Provided data section start
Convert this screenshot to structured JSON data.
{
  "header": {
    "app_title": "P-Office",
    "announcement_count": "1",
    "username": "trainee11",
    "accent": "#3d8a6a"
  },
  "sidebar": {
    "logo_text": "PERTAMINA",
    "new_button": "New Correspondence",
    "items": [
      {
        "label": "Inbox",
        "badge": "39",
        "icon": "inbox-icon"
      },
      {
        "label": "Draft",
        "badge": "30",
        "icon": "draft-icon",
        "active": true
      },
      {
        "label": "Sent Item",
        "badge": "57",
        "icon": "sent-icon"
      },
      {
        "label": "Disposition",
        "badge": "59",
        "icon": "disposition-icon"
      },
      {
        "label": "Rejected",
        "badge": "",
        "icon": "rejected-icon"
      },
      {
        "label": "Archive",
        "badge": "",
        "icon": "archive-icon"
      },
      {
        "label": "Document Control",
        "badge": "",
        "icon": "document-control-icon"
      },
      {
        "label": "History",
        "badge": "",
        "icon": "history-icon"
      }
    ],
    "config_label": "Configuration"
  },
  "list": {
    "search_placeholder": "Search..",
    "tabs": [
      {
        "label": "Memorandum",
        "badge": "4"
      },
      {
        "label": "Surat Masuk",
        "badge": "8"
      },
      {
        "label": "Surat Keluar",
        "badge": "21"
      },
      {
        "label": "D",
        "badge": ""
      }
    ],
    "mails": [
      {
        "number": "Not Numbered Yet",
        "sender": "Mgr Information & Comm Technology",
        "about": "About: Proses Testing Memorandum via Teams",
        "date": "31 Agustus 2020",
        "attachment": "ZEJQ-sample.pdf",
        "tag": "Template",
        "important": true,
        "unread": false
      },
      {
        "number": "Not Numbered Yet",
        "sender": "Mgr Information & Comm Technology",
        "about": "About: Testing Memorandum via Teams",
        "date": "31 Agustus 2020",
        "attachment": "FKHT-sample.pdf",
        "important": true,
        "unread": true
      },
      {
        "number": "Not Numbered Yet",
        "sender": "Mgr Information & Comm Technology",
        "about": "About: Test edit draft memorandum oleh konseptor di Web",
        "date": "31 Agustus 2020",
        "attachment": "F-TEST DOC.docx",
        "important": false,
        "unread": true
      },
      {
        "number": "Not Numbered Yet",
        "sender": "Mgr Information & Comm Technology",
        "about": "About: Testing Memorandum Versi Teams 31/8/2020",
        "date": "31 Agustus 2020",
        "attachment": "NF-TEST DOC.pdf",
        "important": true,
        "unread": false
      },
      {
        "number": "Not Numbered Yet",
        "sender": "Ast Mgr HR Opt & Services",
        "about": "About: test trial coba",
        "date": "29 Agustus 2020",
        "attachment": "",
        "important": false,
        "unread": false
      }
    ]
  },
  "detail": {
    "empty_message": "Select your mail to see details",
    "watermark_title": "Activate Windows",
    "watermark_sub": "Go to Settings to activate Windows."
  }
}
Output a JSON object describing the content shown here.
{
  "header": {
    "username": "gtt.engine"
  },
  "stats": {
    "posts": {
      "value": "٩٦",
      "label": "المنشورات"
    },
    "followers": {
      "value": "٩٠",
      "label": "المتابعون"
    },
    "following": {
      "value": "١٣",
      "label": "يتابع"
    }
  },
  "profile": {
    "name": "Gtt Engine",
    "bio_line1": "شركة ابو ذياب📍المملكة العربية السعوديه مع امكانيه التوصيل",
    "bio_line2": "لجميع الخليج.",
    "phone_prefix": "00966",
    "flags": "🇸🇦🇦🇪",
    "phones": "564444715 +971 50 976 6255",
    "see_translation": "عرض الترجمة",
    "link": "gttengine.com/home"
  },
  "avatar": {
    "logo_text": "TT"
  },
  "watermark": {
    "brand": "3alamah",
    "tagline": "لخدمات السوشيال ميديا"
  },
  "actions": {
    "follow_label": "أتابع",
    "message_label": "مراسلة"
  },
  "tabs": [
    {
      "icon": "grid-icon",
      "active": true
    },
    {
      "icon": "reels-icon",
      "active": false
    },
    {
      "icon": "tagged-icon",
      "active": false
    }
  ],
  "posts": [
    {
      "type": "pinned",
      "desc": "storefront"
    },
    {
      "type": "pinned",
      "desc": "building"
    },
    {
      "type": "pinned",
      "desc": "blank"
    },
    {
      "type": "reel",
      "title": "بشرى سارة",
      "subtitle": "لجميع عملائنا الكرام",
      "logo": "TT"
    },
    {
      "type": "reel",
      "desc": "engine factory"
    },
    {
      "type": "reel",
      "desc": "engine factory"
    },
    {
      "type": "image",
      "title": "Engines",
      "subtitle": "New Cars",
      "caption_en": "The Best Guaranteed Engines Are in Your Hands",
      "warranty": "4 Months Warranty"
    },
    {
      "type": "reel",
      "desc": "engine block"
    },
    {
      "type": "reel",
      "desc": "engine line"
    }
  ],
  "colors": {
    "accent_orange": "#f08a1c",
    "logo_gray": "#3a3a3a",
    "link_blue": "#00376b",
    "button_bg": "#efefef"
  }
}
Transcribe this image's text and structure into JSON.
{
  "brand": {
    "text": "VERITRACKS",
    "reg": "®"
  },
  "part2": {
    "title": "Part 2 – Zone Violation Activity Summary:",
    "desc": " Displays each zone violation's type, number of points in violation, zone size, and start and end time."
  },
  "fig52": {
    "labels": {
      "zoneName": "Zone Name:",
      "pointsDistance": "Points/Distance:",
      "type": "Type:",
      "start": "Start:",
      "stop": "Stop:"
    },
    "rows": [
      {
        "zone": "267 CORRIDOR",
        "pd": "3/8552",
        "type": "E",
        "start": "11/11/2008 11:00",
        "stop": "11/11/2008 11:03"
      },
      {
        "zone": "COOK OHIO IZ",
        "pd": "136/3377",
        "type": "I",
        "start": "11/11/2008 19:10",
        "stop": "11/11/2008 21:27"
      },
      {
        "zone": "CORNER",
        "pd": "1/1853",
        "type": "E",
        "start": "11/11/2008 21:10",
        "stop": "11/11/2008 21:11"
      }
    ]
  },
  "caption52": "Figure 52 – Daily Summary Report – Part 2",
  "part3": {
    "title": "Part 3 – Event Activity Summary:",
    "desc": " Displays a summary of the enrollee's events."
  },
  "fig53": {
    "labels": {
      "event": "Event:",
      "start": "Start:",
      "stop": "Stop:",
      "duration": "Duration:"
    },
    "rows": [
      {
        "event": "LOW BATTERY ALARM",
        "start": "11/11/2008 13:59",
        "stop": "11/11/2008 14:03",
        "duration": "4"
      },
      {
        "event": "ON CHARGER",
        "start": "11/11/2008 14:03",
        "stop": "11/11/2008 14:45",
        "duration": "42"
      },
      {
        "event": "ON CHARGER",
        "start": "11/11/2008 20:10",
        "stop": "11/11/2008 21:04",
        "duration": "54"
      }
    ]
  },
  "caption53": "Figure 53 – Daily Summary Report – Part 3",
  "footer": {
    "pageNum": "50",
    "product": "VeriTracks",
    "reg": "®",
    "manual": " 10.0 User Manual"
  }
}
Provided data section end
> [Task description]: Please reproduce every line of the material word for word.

> [Answer below]:
Convert this screenshot to structured JSON data.
{
  "header": {
    "app_title": "P-Office",
    "announcement_count": "1",
    "username": "trainee11",
    "accent": "#3d8a6a"
  },
  "sidebar": {
    "logo_text": "PERTAMINA",
    "new_button": "New Correspondence",
    "items": [
      {
        "label": "Inbox",
        "badge": "39",
        "icon": "inbox-icon"
      },
      {
        "label": "Draft",
        "badge": "30",
        "icon": "draft-icon",
        "active": true
      },
      {
        "label": "Sent Item",
        "badge": "57",
        "icon": "sent-icon"
      },
      {
        "label": "Disposition",
        "badge": "59",
        "icon": "disposition-icon"
      },
      {
        "label": "Rejected",
        "badge": "",
        "icon": "rejected-icon"
      },
      {
        "label": "Archive",
        "badge": "",
        "icon": "archive-icon"
      },
      {
        "label": "Document Control",
        "badge": "",
        "icon": "document-control-icon"
      },
      {
        "label": "History",
        "badge": "",
        "icon": "history-icon"
      }
    ],
    "config_label": "Configuration"
  },
  "list": {
    "search_placeholder": "Search..",
    "tabs": [
      {
        "label": "Memorandum",
        "badge": "4"
      },
      {
        "label": "Surat Masuk",
        "badge": "8"
      },
      {
        "label": "Surat Keluar",
        "badge": "21"
      },
      {
        "label": "D",
        "badge": ""
      }
    ],
    "mails": [
      {
        "number": "Not Numbered Yet",
        "sender": "Mgr Information & Comm Technology",
        "about": "About: Proses Testing Memorandum via Teams",
        "date": "31 Agustus 2020",
        "attachment": "ZEJQ-sample.pdf",
        "tag": "Template",
        "important": true,
        "unread": false
      },
      {
        "number": "Not Numbered Yet",
        "sender": "Mgr Information & Comm Technology",
        "about": "About: Testing Memorandum via Teams",
        "date": "31 Agustus 2020",
        "attachment": "FKHT-sample.pdf",
        "important": true,
        "unread": true
      },
      {
        "number": "Not Numbered Yet",
        "sender": "Mgr Information & Comm Technology",
        "about": "About: Test edit draft memorandum oleh konseptor di Web",
        "date": "31 Agustus 2020",
        "attachment": "F-TEST DOC.docx",
        "important": false,
        "unread": true
      },
      {
        "number": "Not Numbered Yet",
        "sender": "Mgr Information & Comm Technology",
        "about": "About: Testing Memorandum Versi Teams 31/8/2020",
        "date": "31 Agustus 2020",
        "attachment": "NF-TEST DOC.pdf",
        "important": true,
        "unread": false
      },
      {
        "number": "Not Numbered Yet",
        "sender": "Ast Mgr HR Opt & Services",
        "about": "About: test trial coba",
        "date": "29 Agustus 2020",
        "attachment": "",
        "important": false,
        "unread": false
      }
    ]
  },
  "detail": {
    "empty_message": "Select your mail to see details",
    "watermark_title": "Activate Windows",
    "watermark_sub": "Go to Settings to activate Windows."
  }
}
Output a JSON object describing the content shown here.
{
  "header": {
    "username": "gtt.engine"
  },
  "stats": {
    "posts": {
      "value": "٩٦",
      "label": "المنشورات"
    },
    "followers": {
      "value": "٩٠",
      "label": "المتابعون"
    },
    "following": {
      "value": "١٣",
      "label": "يتابع"
    }
  },
  "profile": {
    "name": "Gtt Engine",
    "bio_line1": "شركة ابو ذياب📍المملكة العربية السعوديه مع امكانيه التوصيل",
    "bio_line2": "لجميع الخليج.",
    "phone_prefix": "00966",
    "flags": "🇸🇦🇦🇪",
    "phones": "564444715 +971 50 976 6255",
    "see_translation": "عرض الترجمة",
    "link": "gttengine.com/home"
  },
  "avatar": {
    "logo_text": "TT"
  },
  "watermark": {
    "brand": "3alamah",
    "tagline": "لخدمات السوشيال ميديا"
  },
  "actions": {
    "follow_label": "أتابع",
    "message_label": "مراسلة"
  },
  "tabs": [
    {
      "icon": "grid-icon",
      "active": true
    },
    {
      "icon": "reels-icon",
      "active": false
    },
    {
      "icon": "tagged-icon",
      "active": false
    }
  ],
  "posts": [
    {
      "type": "pinned",
      "desc": "storefront"
    },
    {
      "type": "pinned",
      "desc": "building"
    },
    {
      "type": "pinned",
      "desc": "blank"
    },
    {
      "type": "reel",
      "title": "بشرى سارة",
      "subtitle": "لجميع عملائنا الكرام",
      "logo": "TT"
    },
    {
      "type": "reel",
      "desc": "engine factory"
    },
    {
      "type": "reel",
      "desc": "engine factory"
    },
    {
      "type": "image",
      "title": "Engines",
      "subtitle": "New Cars",
      "caption_en": "The Best Guaranteed Engines Are in Your Hands",
      "warranty": "4 Months Warranty"
    },
    {
      "type": "reel",
      "desc": "engine block"
    },
    {
      "type": "reel",
      "desc": "engine line"
    }
  ],
  "colors": {
    "accent_orange": "#f08a1c",
    "logo_gray": "#3a3a3a",
    "link_blue": "#00376b",
    "button_bg": "#efefef"
  }
}
Transcribe this image's text and structure into JSON.
{
  "brand": {
    "text": "VERITRACKS",
    "reg": "®"
  },
  "part2": {
    "title": "Part 2 – Zone Violation Activity Summary:",
    "desc": " Displays each zone violation's type, number of points in violation, zone size, and start and end time."
  },
  "fig52": {
    "labels": {
      "zoneName": "Zone Name:",
      "pointsDistance": "Points/Distance:",
      "type": "Type:",
      "start": "Start:",
      "stop": "Stop:"
    },
    "rows": [
      {
        "zone": "267 CORRIDOR",
        "pd": "3/8552",
        "type": "E",
        "start": "11/11/2008 11:00",
        "stop": "11/11/2008 11:03"
      },
      {
        "zone": "COOK OHIO IZ",
        "pd": "136/3377",
        "type": "I",
        "start": "11/11/2008 19:10",
        "stop": "11/11/2008 21:27"
      },
      {
        "zone": "CORNER",
        "pd": "1/1853",
        "type": "E",
        "start": "11/11/2008 21:10",
        "stop": "11/11/2008 21:11"
      }
    ]
  },
  "caption52": "Figure 52 – Daily Summary Report – Part 2",
  "part3": {
    "title": "Part 3 – Event Activity Summary:",
    "desc": " Displays a summary of the enrollee's events."
  },
  "fig53": {
    "labels": {
      "event": "Event:",
      "start": "Start:",
      "stop": "Stop:",
      "duration": "Duration:"
    },
    "rows": [
      {
        "event": "LOW BATTERY ALARM",
        "start": "11/11/2008 13:59",
        "stop": "11/11/2008 14:03",
        "duration": "4"
      },
      {
        "event": "ON CHARGER",
        "start": "11/11/2008 14:03",
        "stop": "11/11/2008 14:45",
        "duration": "42"
      },
      {
        "event": "ON CHARGER",
        "start": "11/11/2008 20:10",
        "stop": "11/11/2008 21:04",
        "duration": "54"
      }
    ]
  },
  "caption53": "Figure 53 – Daily Summary Report – Part 3",
  "footer": {
    "pageNum": "50",
    "product": "VeriTracks",
    "reg": "®",
    "manual": " 10.0 User Manual"
  }
}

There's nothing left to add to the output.